When I worry, I keep bad things from happening.

Some people mistakenly equate worrying with problem-solving. It feels like they are doing something, but they are not actually moving towards a solution to the problem. Also, too much worrying can lead to new problems, such as relationship stress, negative consequences of avoiding the problem (running out of money, for example), and unhealthy coping mechanisms (such as stress shopping or alcohol or drug use).

I can get motivated by worrying.

Worrying can be useful if it generates a realistic set of action steps within someone’s control. But for the reasons detailed above, the effects of worrying more often prevent people from taking the actions that would help improve their situation. Trying to imagine and guard against threats that are unlikely to materialize is not the best use of our time and energy. And endless worrying can trigger a debilitating physical anxiety that interferes with taking action to solve the problem.

7 Tips for How to Stop Worrying

So how can we stop worrying in the face of so many fear-inducing unknowns? Or should we? Worry burnout is a real phenomenon—and it’s dangerous, because it can lead us to put ourselves in unsafe situations. (For example, it is still a good idea to do what you can to minimize your risk of getting COVID despite the exhaustion of keeping up with yet another variant.) 

It’s essential for mental health to effectively manage worry, by converting it into either action or acceptance. Here’s how:

  • Reduce whatever uncertainty you can by gathering information from reputable sources. It’s worth taking the extra time to vet your sources—who is behind the information? What is their intention? Is the information current? And is it accurate?
  • Consider your risks and options objectively. It may be useful to worry about something that has a good chance of occurring, if worry spurs you to action. But it’s not helpful if the odds are slim. Here are five tools to help with the process of evaluating risk.
  • Cultivate creativity and flexibility. Both qualities are easily squelched by the stress of chronic worry. Be aware of your state. Do you notice any of the physical signs that worry is triggering anxiety? What can you do to evoke a more relaxed, open-minded state conducive to problem-solving? Mindfulness practices offer many options.
  • Stay focused on your goals. Thinking about how to move toward a goal, rather than how to avoid a threat, is less likely to trigger a defensive stress response. Break down your goal into small, concrete steps that are realistic and rewarding. 
  • Consider reaching out to someone to serve as a mentor. It may be reassuring to hear that overcoming fear of the unknown has always been part of finding one’s way into adulthood.
  • Exercise can help discharge some of the extra energy mobilized by the stress response, and is proven to benefit mental health. Find some way to move each day, even if it is just going for a walk. 

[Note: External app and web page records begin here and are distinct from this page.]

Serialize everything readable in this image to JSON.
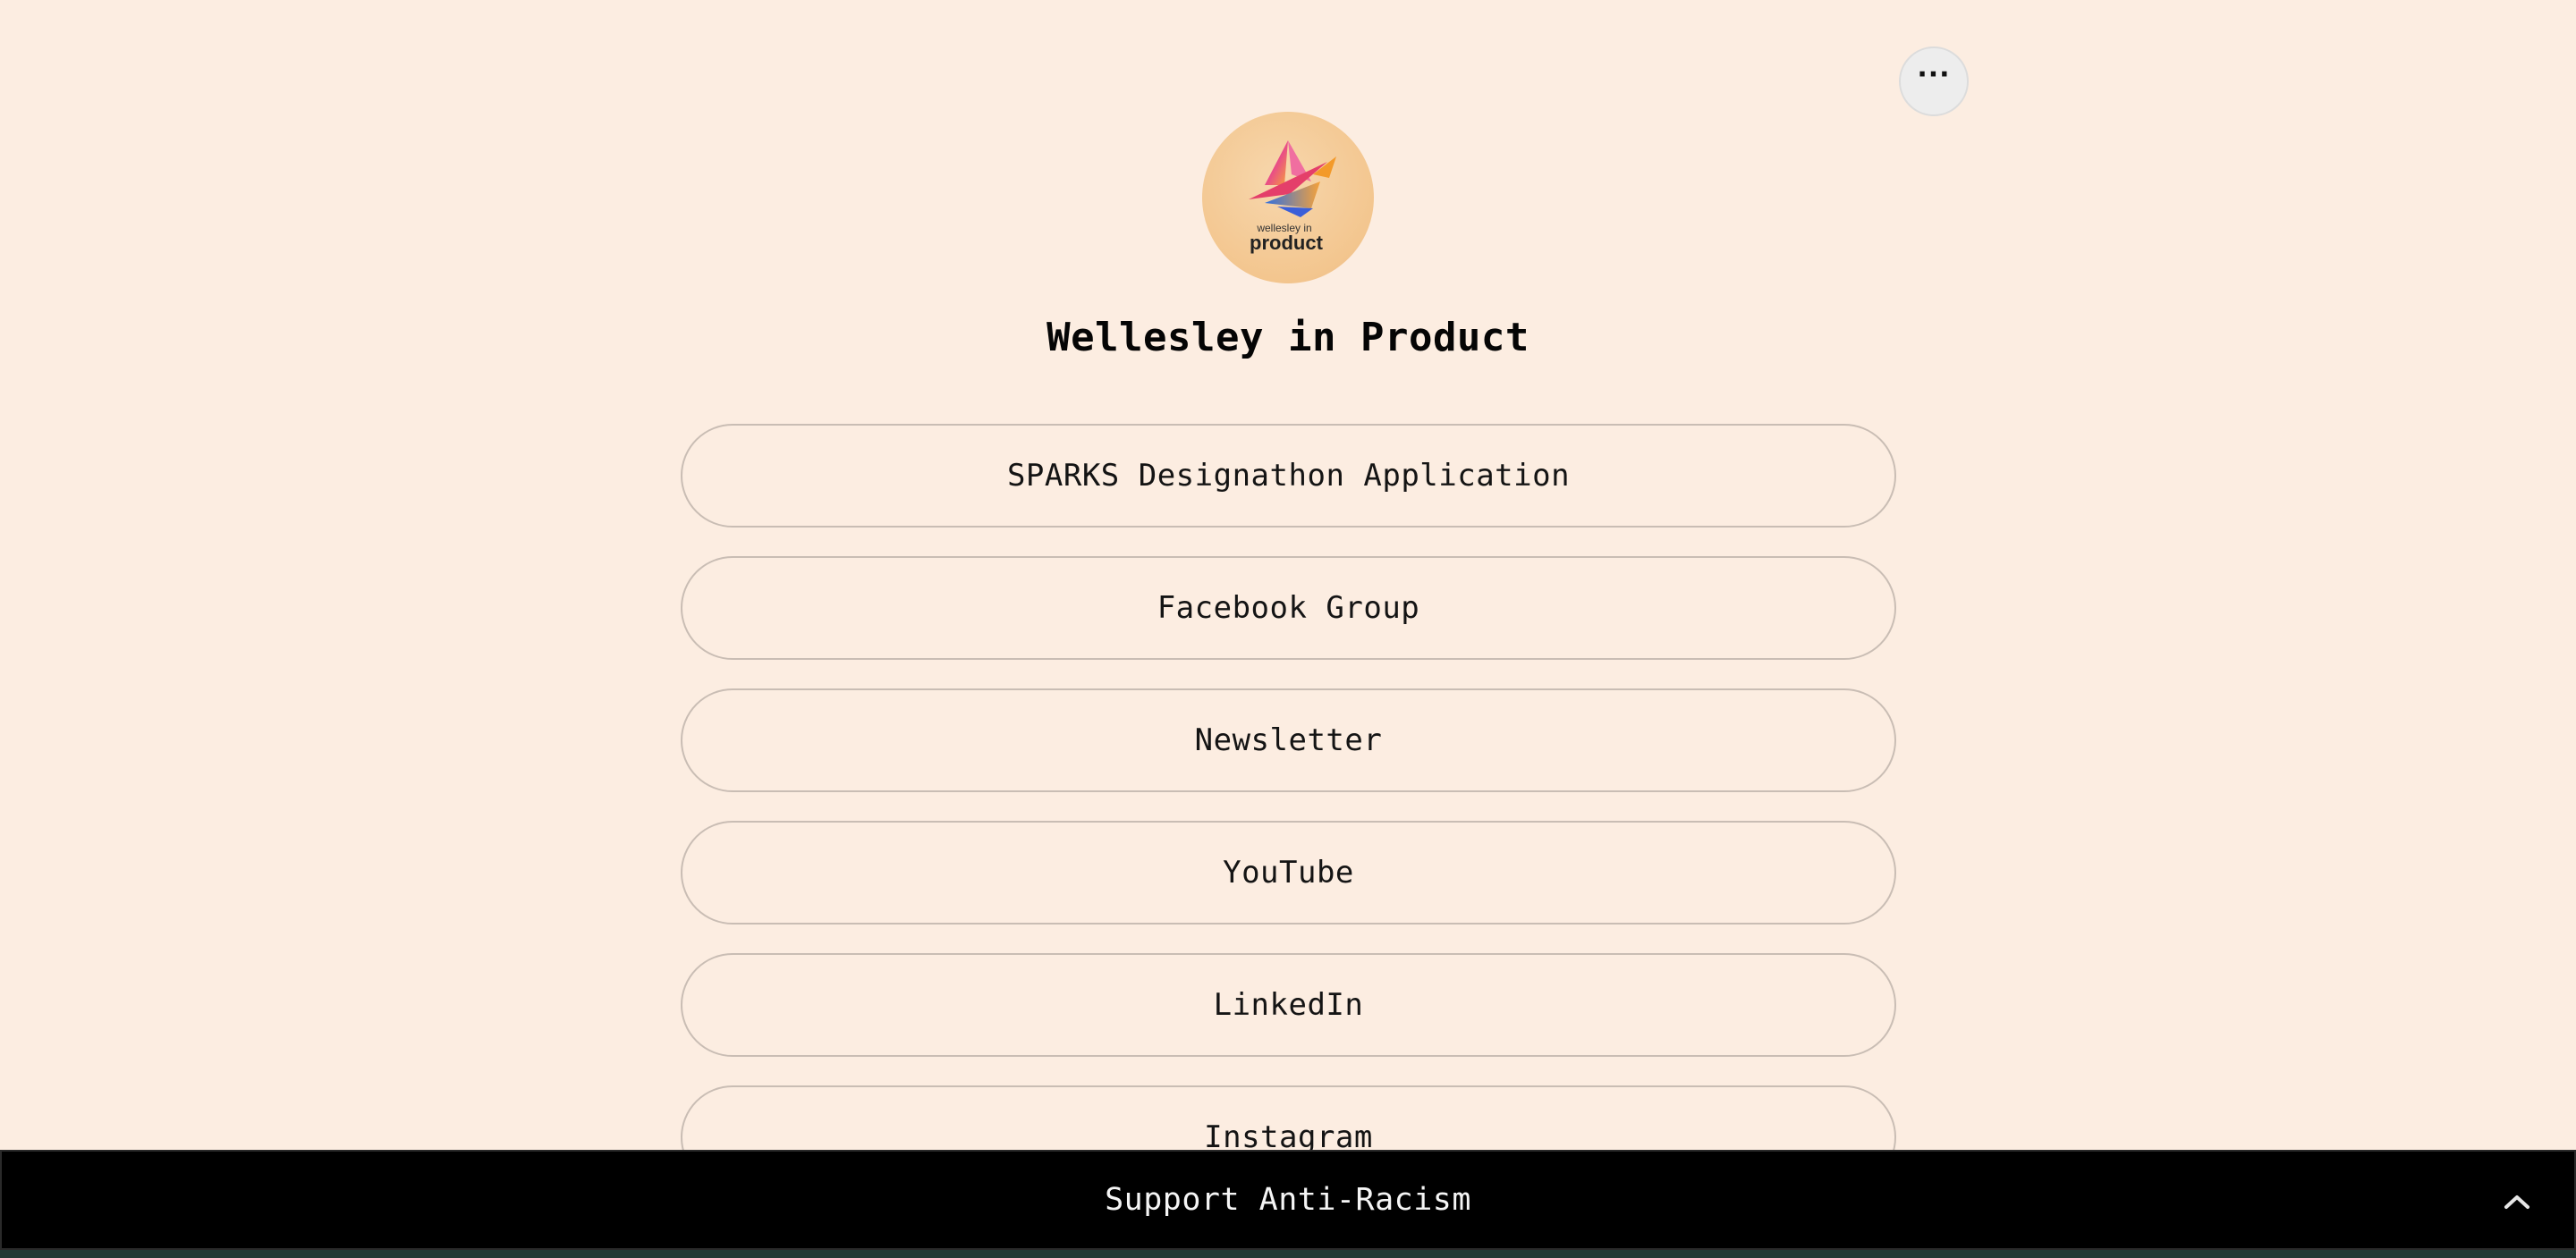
{
  "header": {
    "more_button_icon": "ellipsis-icon",
    "more_button_label": "···"
  },
  "profile": {
    "avatar_logo": {
      "icon": "wellesley-in-product-logo",
      "line1": "wellesley in",
      "line2": "product"
    },
    "title": "Wellesley in Product"
  },
  "links": [
    {
      "label": "SPARKS Designathon Application"
    },
    {
      "label": "Facebook Group"
    },
    {
      "label": "Newsletter"
    },
    {
      "label": "YouTube"
    },
    {
      "label": "LinkedIn"
    },
    {
      "label": "Instagram"
    }
  ],
  "banner": {
    "text": "Support Anti-Racism",
    "toggle_icon": "chevron-up-icon"
  },
  "colors": {
    "background": "#fcede1",
    "banner_background": "#000000",
    "button_border": "#c9bdb4"
  }
}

What to Do When Worrying Becomes a Mental Health Condition

So is excessive worrying a mental illness? No, but it can make a young adult more vulnerable to anxiety or depression, or make existing mental health conditions worse. 

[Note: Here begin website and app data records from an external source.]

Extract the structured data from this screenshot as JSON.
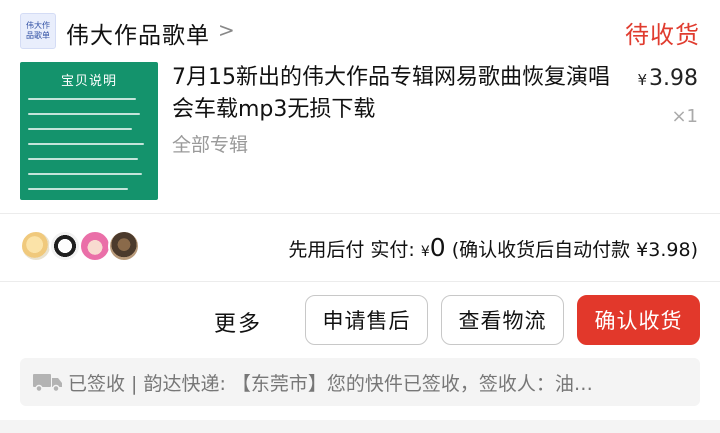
{
  "shop": {
    "logo_text": "伟大作品歌单",
    "name": "伟大作品歌单",
    "chevron": ">"
  },
  "order": {
    "status": "待收货"
  },
  "product": {
    "thumbnail_title": "宝贝说明",
    "title": "7月15新出的伟大作品专辑网易歌曲恢复演唱会车载mp3无损下载",
    "spec": "全部专辑",
    "price_symbol": "¥",
    "price": "3.98",
    "quantity": "×1"
  },
  "payment": {
    "label": "先用后付  实付: ",
    "currency": "¥",
    "amount": "0",
    "note": " (确认收货后自动付款 ¥3.98)"
  },
  "actions": {
    "more": "更多",
    "after_sale": "申请售后",
    "view_logistics": "查看物流",
    "confirm_receipt": "确认收货"
  },
  "logistics": {
    "text": "已签收 | 韵达快递: 【东莞市】您的快件已签收，签收人：油…"
  },
  "colors": {
    "accent_red": "#e2382b",
    "status_red": "#e03c2f",
    "thumbnail_green": "#14936c"
  },
  "icons": {
    "truck": "truck-icon",
    "chevron": "chevron-right-icon"
  }
}
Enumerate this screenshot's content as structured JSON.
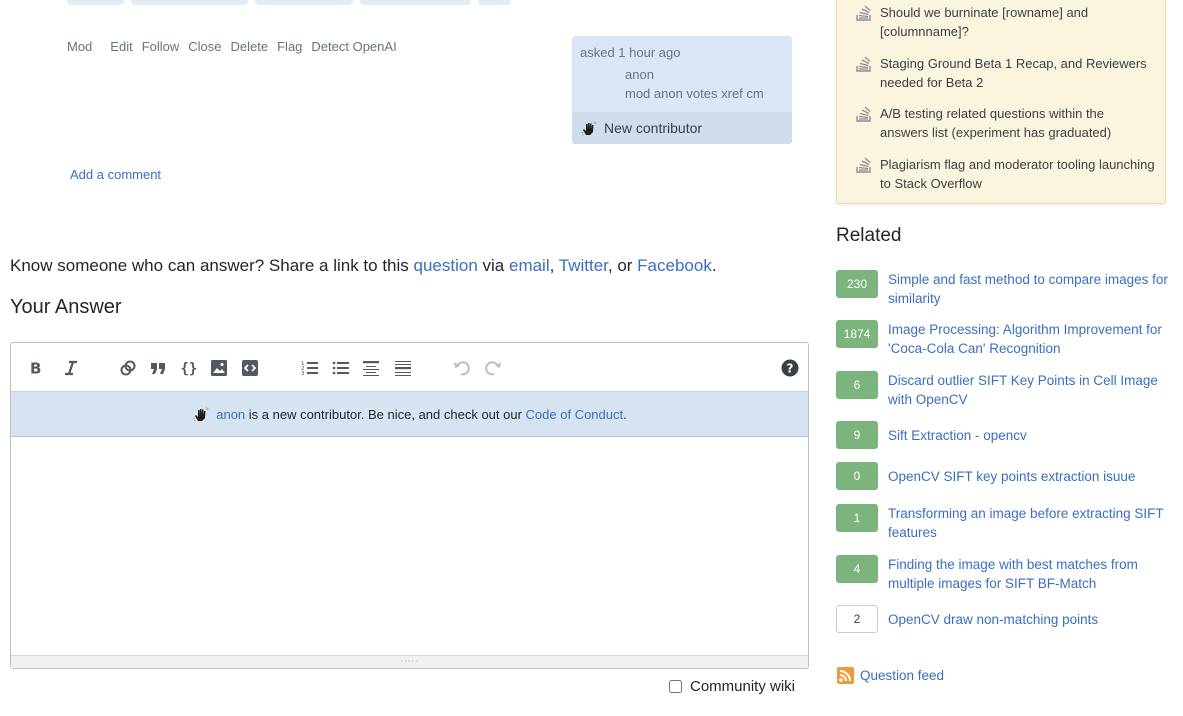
{
  "tags": [
    "",
    "",
    "",
    "",
    ""
  ],
  "post_menu": {
    "mod": "Mod",
    "items": [
      "Edit",
      "Follow",
      "Close",
      "Delete",
      "Flag",
      "Detect OpenAI"
    ]
  },
  "user_card": {
    "asked": "asked 1 hour ago",
    "username": "anon",
    "flair": "mod anon votes xref cm",
    "new_contributor": "New contributor"
  },
  "add_comment": "Add a comment",
  "share": {
    "prefix": "Know someone who can answer? Share a link to this ",
    "question_link": "question",
    "via": " via ",
    "email_link": "email",
    "comma": ", ",
    "twitter_link": "Twitter",
    "or": ", or ",
    "facebook_link": "Facebook",
    "end": "."
  },
  "your_answer": "Your Answer",
  "editor": {
    "toolbar": [
      "bold",
      "italic",
      "link",
      "blockquote",
      "code",
      "image",
      "snippet",
      "ordered-list",
      "unordered-list",
      "heading",
      "horizontal-rule",
      "undo",
      "redo",
      "help"
    ],
    "notice": {
      "user_link": "anon",
      "text": " is a new contributor. Be nice, and check out our ",
      "coc_link": "Code of Conduct",
      "end": "."
    },
    "body": "",
    "grip": "·····"
  },
  "community_wiki": {
    "label": "Community wiki",
    "checked": false
  },
  "featured_meta": [
    "Should we burninate [rowname] and [columnname]?",
    "Staging Ground Beta 1 Recap, and Reviewers needed for Beta 2",
    "A/B testing related questions within the answers list (experiment has graduated)",
    "Plagiarism flag and moderator tooling launching to Stack Overflow"
  ],
  "related": {
    "title": "Related",
    "items": [
      {
        "score": "230",
        "answered": true,
        "title": "Simple and fast method to compare images for similarity"
      },
      {
        "score": "1874",
        "answered": true,
        "title": "Image Processing: Algorithm Improvement for 'Coca-Cola Can' Recognition"
      },
      {
        "score": "6",
        "answered": true,
        "title": "Discard outlier SIFT Key Points in Cell Image with OpenCV"
      },
      {
        "score": "9",
        "answered": true,
        "title": "Sift Extraction - opencv"
      },
      {
        "score": "0",
        "answered": true,
        "title": "OpenCV SIFT key points extraction isuue"
      },
      {
        "score": "1",
        "answered": true,
        "title": "Transforming an image before extracting SIFT features"
      },
      {
        "score": "4",
        "answered": true,
        "title": "Finding the image with best matches from multiple images for SIFT BF-Match"
      },
      {
        "score": "2",
        "answered": false,
        "title": "OpenCV draw non-matching points"
      }
    ]
  },
  "question_feed": "Question feed",
  "colors": {
    "link": "#3b6ec0",
    "answered_score": "#7bb57d",
    "featured_bg": "#fbf5e0",
    "user_card_bg": "#d9e6f5",
    "notice_bg": "#d6e3f0",
    "rss": "#f0993b"
  }
}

If you are concerned that worry is impacting your or a loved one’s mental health, contact Newport Institute today to learn more about our approach to young adult treatment and our outpatient and residential locations around the country. 

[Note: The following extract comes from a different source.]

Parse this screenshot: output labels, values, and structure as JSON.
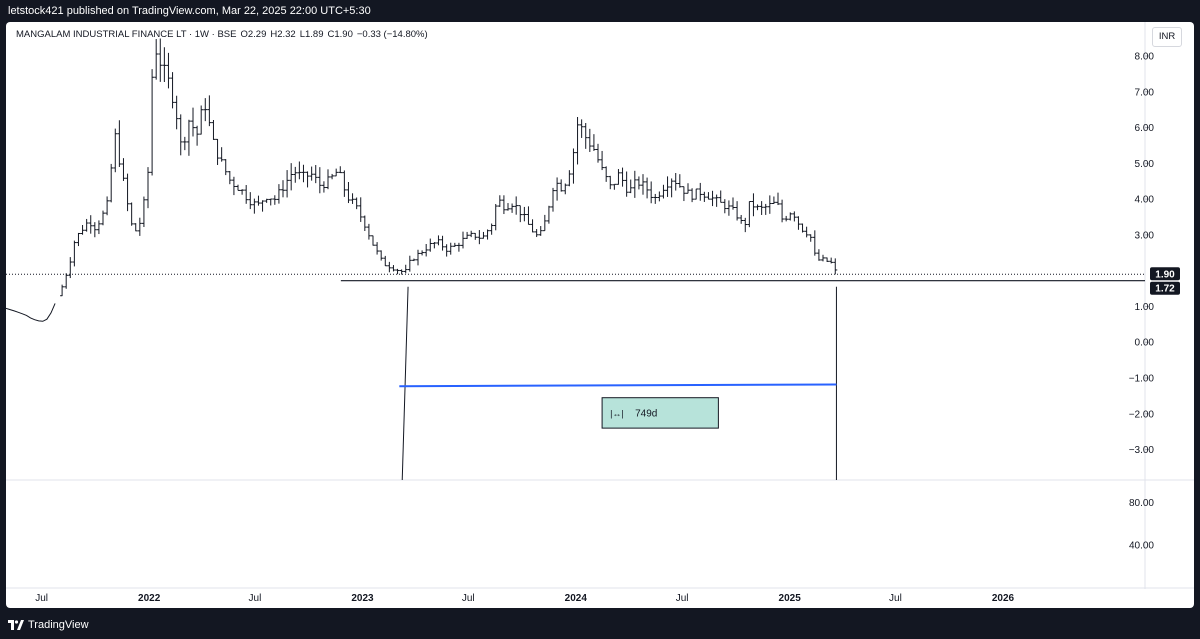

Mental Health / January 20, 2022

Newport Institute

Sign up for the latest in mental health
and young adult treatment.

Receive a free meditation video
when you subscribe to our newsletter!

We will never share your email address.
100% privacy guaranteed. Learn more.

Meditation